Toppled Communist monument built using Jewish gravestone fragment, recovered from the town dump in Samorin, Slovakia (photo: Samuel D. Gruber 2009)
The reasons for recent recoveries are mixed. From the Jewish perspective, there is more awareness and interest in the fate of these stones, and better local and national Jewish organization to respond when they are discovered, and to demand their return. On the public side, there is now a greater awareness among local governments and national monument authorities about the significance of these stones, and also a greater willingness to cooperate with Jewish groups when stones are uncovered. Most important, greater investment and activity in renewing infrastructure - particularly the repair and replacement of old roads - has led to a increase in the discovery of these stolen gravestones. Fro the most part, local authorities have been willing to contribute to the cost of the removal, repair and replacement of these stones when they are found in the course of municipal work or other government sponsored works. Unfortunately, private property owners have been less cooperative when gravestones have been identified in their buildings or on their properties. Though the situations vary, private owners are very likely to negotiate - essentially hold stones for ransom - demanding outright payment for the stones, or requesting payment for "removal and replacement" costs (such as the repaving of a courtyard or the rebuilding of a stairway). When these costs have been modest, many Jewish groups have paid these costs - finding payment cheaper and easier than a protracted and possibly litigated dispute.

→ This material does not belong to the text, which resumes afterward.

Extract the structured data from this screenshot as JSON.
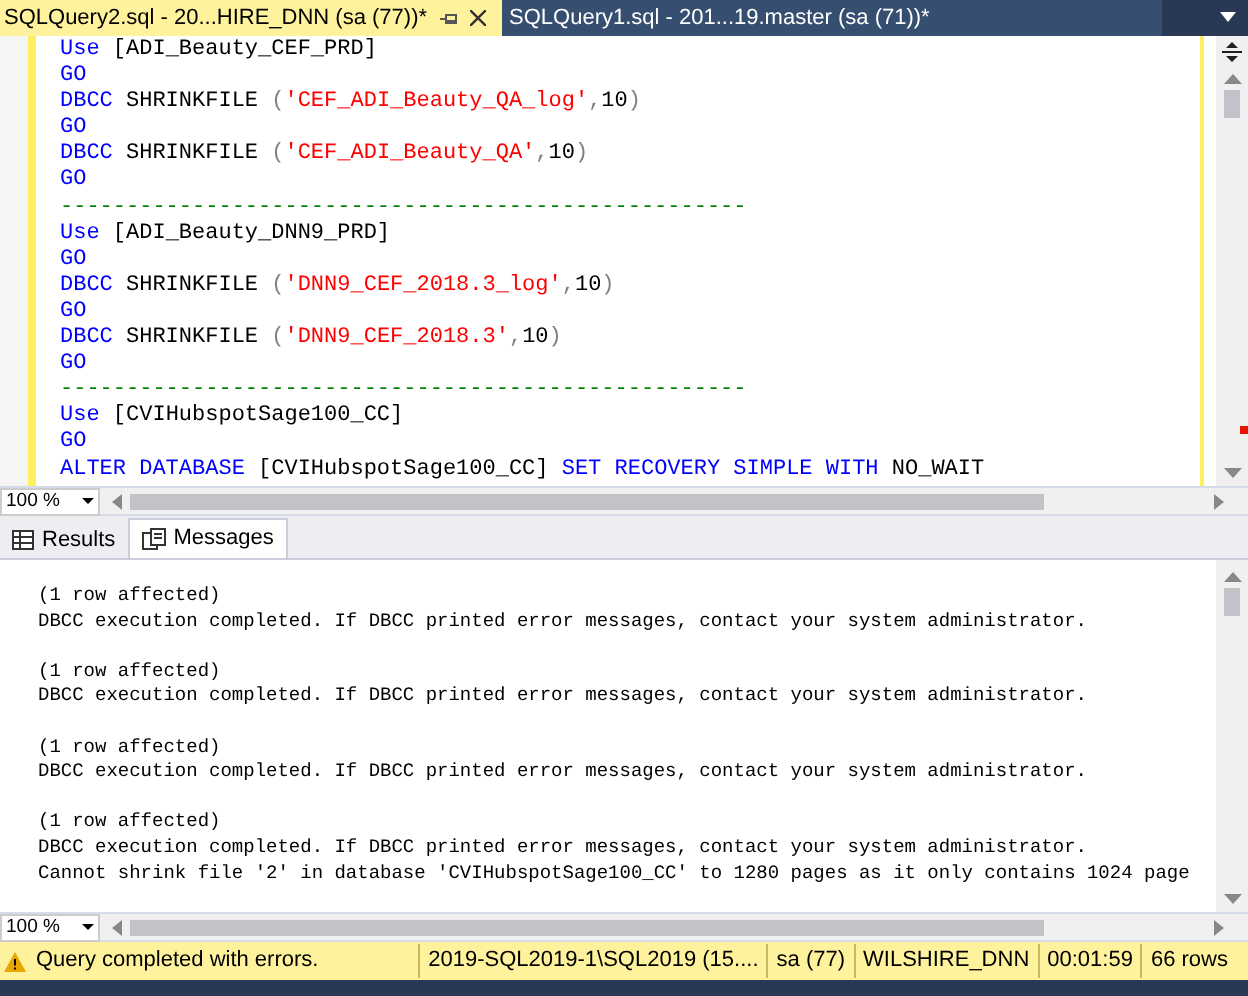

It is time, however, for more consistent and transparent policies to be put in force to assist in the identification, recovery and care of these stolen stones. ISJM will soon put forth proposals and guidelines addressing this topic. As a sign of progress in this area, the Foundation for the Preservation of Jewish Heritage in Poland announced that on April 7, 2009:
a meeting took place in Inowroclaw (kujawsko-pomorskie province) between the representatives of the Foundation… local authorities and the regional Monument Conservator. The parties discussed the matter of the matzevot used in the past to reinforce the pavements in Inowroclaw. A commission was created to inventarize the locations of the tombstones, then to remove and secure them. In near future they will be transported back to the 'new' Jewish cemetery in the town (located between the communal and Catholic cemeteries). They probably will become part of the lapidarium.